SYN flooding uses the session handshake required to set up a TCP connection against us. As we discussed in Chapter 2, three packets are required to set up a TCP connection. These are the SYN, SYN-ACK, and ACK packets. When a server receives a SYN packet from a client, it needs to have a way of remembering that it has been asked to establish a connection to the client while waiting for the client to respond to its SYN-ACK packet. The server does this by recording the SYN request in its half-open connections buffer. Normally requests are cleared from the half-open connections buffer when the server receives the ACK packet from the client, thus finishing the three-way handshake. If no ACK is received, the server will eventually time out the connection and remove the entry. As a last option, a TCP reset packet is sent to the server to clear the entry.
The half-open connections buffer has a limited size and, when it fills up, the server is no longer able to accept new connections. The SYN flood attack abuses this feature by sending SYN packets to the server with no intention of finishing the handshake. As long as the attacker can send SYN packets faster than the server times out the half-open connections, the buffer will quickly fill up and the server will be unable to respond to new requests.
Two methods are commonly used to protect against SYN flood attacks: TCP half-open connection monitoring and TCP establishment proxying. With TCP half-open connection monitoring, your firewall (or router) watches the amount and/or age of half-open connections received by internal servers. When a preconfigured threshold is exceeded, the firewall begins sending TCP resets to the server to clear the half-open connections from the buffer. This frees up new slots in the buffer, allowing the server to continue receiving requests. Even though some of the half-open connections that will be cleared are going to be for valid connections, this is better than being completely offline.

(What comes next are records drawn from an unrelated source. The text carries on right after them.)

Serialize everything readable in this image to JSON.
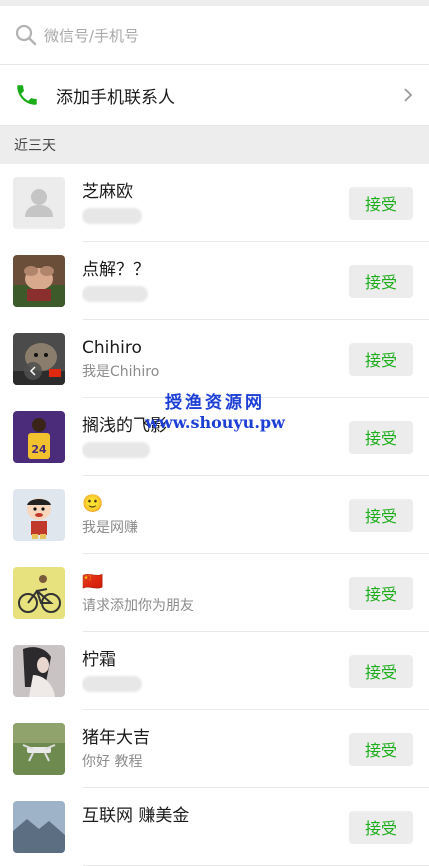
{
  "search": {
    "placeholder": "微信号/手机号"
  },
  "add_contact": {
    "label": "添加手机联系人"
  },
  "section": {
    "title": "近三天"
  },
  "requests": [
    {
      "name": "芝麻欧",
      "message": "",
      "button": "接受",
      "avatar": "default-avatar"
    },
    {
      "name": "点解？？",
      "message": "",
      "button": "接受",
      "avatar": "doll-avatar"
    },
    {
      "name": "Chihiro",
      "message": "我是Chihiro",
      "button": "接受",
      "avatar": "dog-avatar"
    },
    {
      "name": "搁浅的飞影",
      "message": "",
      "button": "接受",
      "avatar": "basketball-avatar"
    },
    {
      "name": "🙂",
      "message": "我是网赚",
      "button": "接受",
      "avatar": "cartoon-avatar"
    },
    {
      "name": "🇨🇳",
      "message": "请求添加你为朋友",
      "button": "接受",
      "avatar": "bicycle-avatar"
    },
    {
      "name": "柠霜",
      "message": "",
      "button": "接受",
      "avatar": "girl-avatar"
    },
    {
      "name": "猪年大吉",
      "message": "你好 教程",
      "button": "接受",
      "avatar": "drone-avatar"
    },
    {
      "name": "互联网 赚美金",
      "message": "",
      "button": "接受",
      "avatar": "landscape-avatar"
    }
  ],
  "watermark": {
    "line1": "授渔资源网",
    "line2": "www.shouyu.pw"
  },
  "colors": {
    "accent": "#1aad19",
    "watermark": "#1c3fd6",
    "section_bg": "#ededed"
  }
}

A more sophisticated answer, though, is available in TCP establishment proxying. With this solution, the firewall responds to all SYN packets for internal servers by sending out a SYN-ACK packet on behalf of the server. If an ACK packet is eventually received from the client, indicating a normal three-way handshake, the firewall creates a connection to the server on behalf of the client and then binds the two connections together. If no ACK packet is received, the firewall will eventually drop the SYN packet, thus preventing the server from ever seeing the connection. As long as the firewall has sufficient memory to hold all the half-open connections, this is a very effective strategy for protecting against SYN floods.
Firewalls are not the only devices used to prevent DoS attacks, though. As we discussed in Chapter 11, "Intrusion Prevention Systems," IPS is becoming more popular and more powerful. Vendors such as Juniper, Radware, TippingPoint, and Top Layer Networks offer system that are very effective at blocking SYN floods and other types of DoS attacks.